A Unanimous Vote
The amendments made were done so with little to no fanfare. The vote is said to have been unanimous – indicating it is the appropriate path forward.
The amendments made have a clear focus surrounding AML. Exchanges operating within the nation will now be required to, not only register as a service provider, but provide typical AML/KYC information to banks. This means collecting accurate user data, such as real names.
By collecting and providing this information, it is hoped that nefarious activity surrounding virtual currencies can be stemmed.
At the end of the day, while implementing these new restrictions may be a burden for exchanges, this type of structuring should lend credence to the industry. Only the trustworthy will survive, as frauds and bad actors will be eliminated.
A Novel Purpose
While there are many use cases/purposes for cryptocurrencies, one of the more novel ones has recently come to light.

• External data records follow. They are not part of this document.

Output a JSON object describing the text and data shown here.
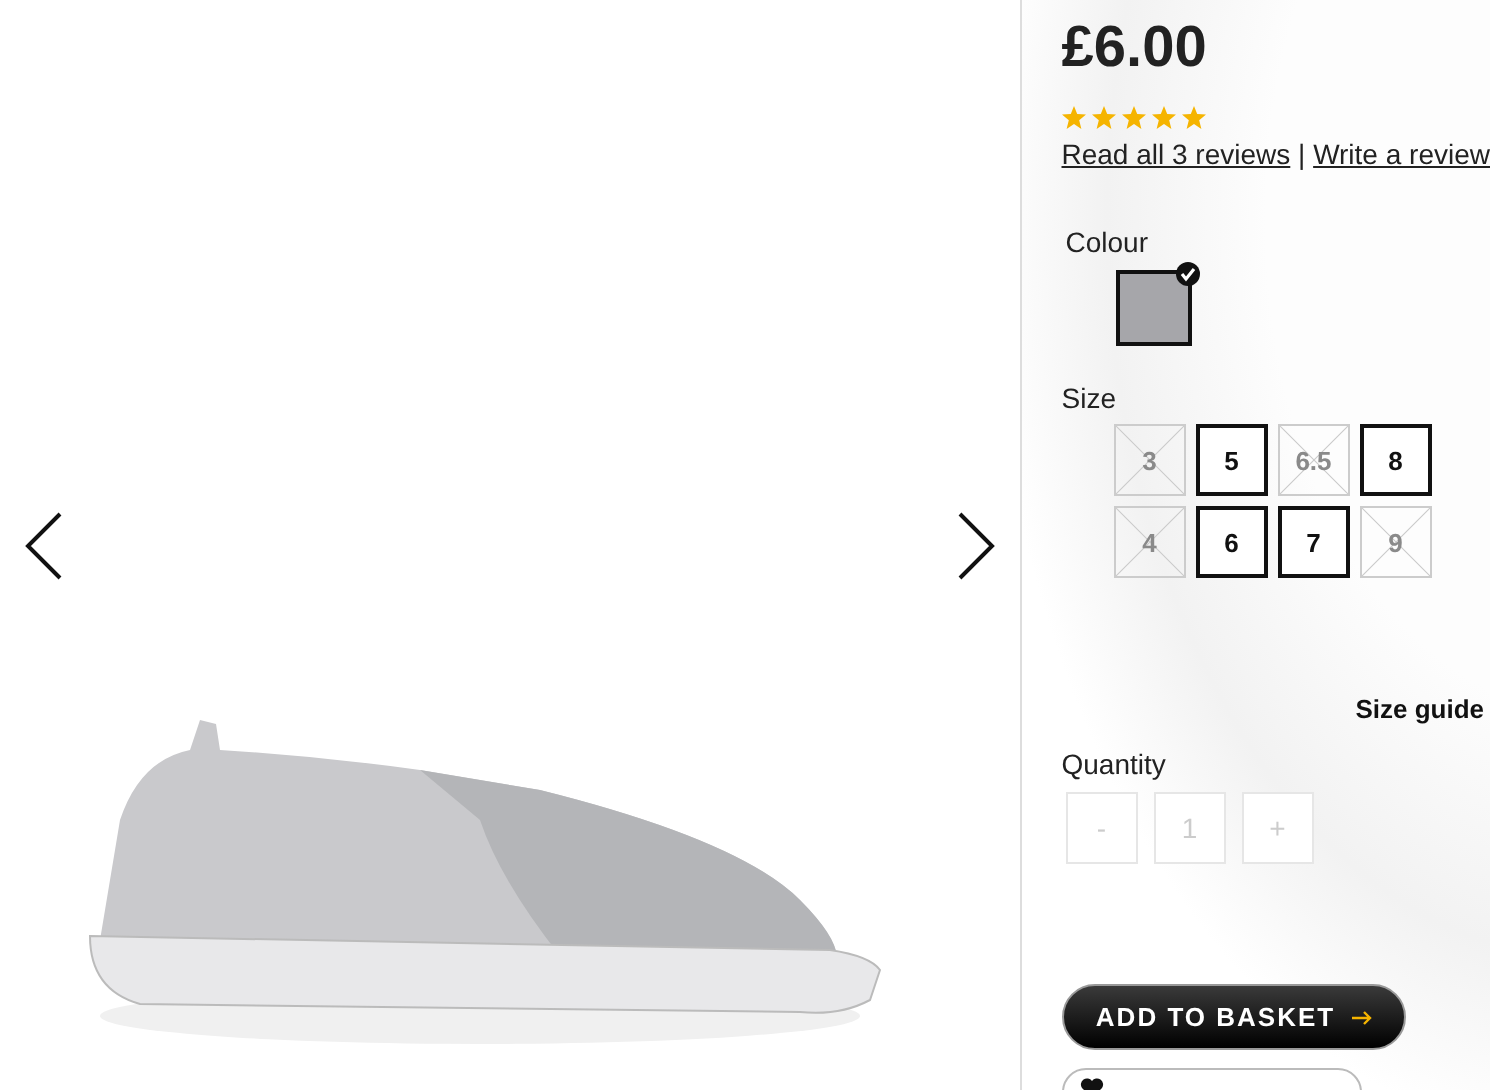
{
  "product": {
    "price": "£6.00",
    "stars": 5,
    "read_reviews": "Read all 3 reviews",
    "separator": "|",
    "write_review": "Write a review"
  },
  "colour": {
    "label": "Colour",
    "swatches": [
      {
        "color": "#a6a6aa",
        "selected": true
      }
    ]
  },
  "size": {
    "label": "Size",
    "options": [
      {
        "label": "3",
        "available": false
      },
      {
        "label": "5",
        "available": true
      },
      {
        "label": "6.5",
        "available": false
      },
      {
        "label": "8",
        "available": true
      },
      {
        "label": "4",
        "available": false
      },
      {
        "label": "6",
        "available": true
      },
      {
        "label": "7",
        "available": true
      },
      {
        "label": "9",
        "available": false
      }
    ],
    "guide": "Size guide"
  },
  "quantity": {
    "label": "Quantity",
    "minus": "-",
    "value": "1",
    "plus": "+"
  },
  "add_to_basket": "ADD TO BASKET"
}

As everyone knows, the Coronavirus is wreaking havoc worldwide. While, surely, some of the fear is due to media sensationalism, this has not stopped governments from taking proactive steps in hopes of stemming the spread. One of these steps was the recent decision of China to quarantine and destroy cash supplies within the country.
Cash is dirty – it gets passed around umpteen times, collecting and spreading sickness to those that are exposed. What better way to avoid this than to develop some kind of virtual currency that does not have a physical form capable of spreading disease….perhaps something like Bitcoin?
While not on the same scale as China, South Korea has found themselves a growing hotspot for the Coronavirus, as they are one of the world’s largest shipping hubs. Although a novel reasoning for the use of virtual currencies, a nation like South Korea could potentially benefit from their use. By establishing the aforementioned framework, and fostering growth of virtual currencies, these amendments may be some of the first steps towards a truly cashless society, providing benefits not thought of in the past.
What should be interesting to watch in the coming months is the effect on virtual currency popularity within South Korea.
As most know, those that are South Korean routinely pay a premium on the price of virtual currencies. This is often related to a lack of access to exchanges situated outside of the nation.
With the recent amendments, exchanges will need to take a more structured approach to their operations; Meaning, they will need to operate in a more regulated fashion. Will this lead to smaller exchanges shutting down? Will this newfound government acknowledgement of virtual currencies spur even more interest in the burgeoning sector?
In Other News
As aforementioned, India first made waves this week with the Supreme Court overruling a ban on virtual currencies. We took a look at this decision, along with a need for tempering expectations. Peruse the following article to learn more about the overruling, and what the RBI is doing to fight back.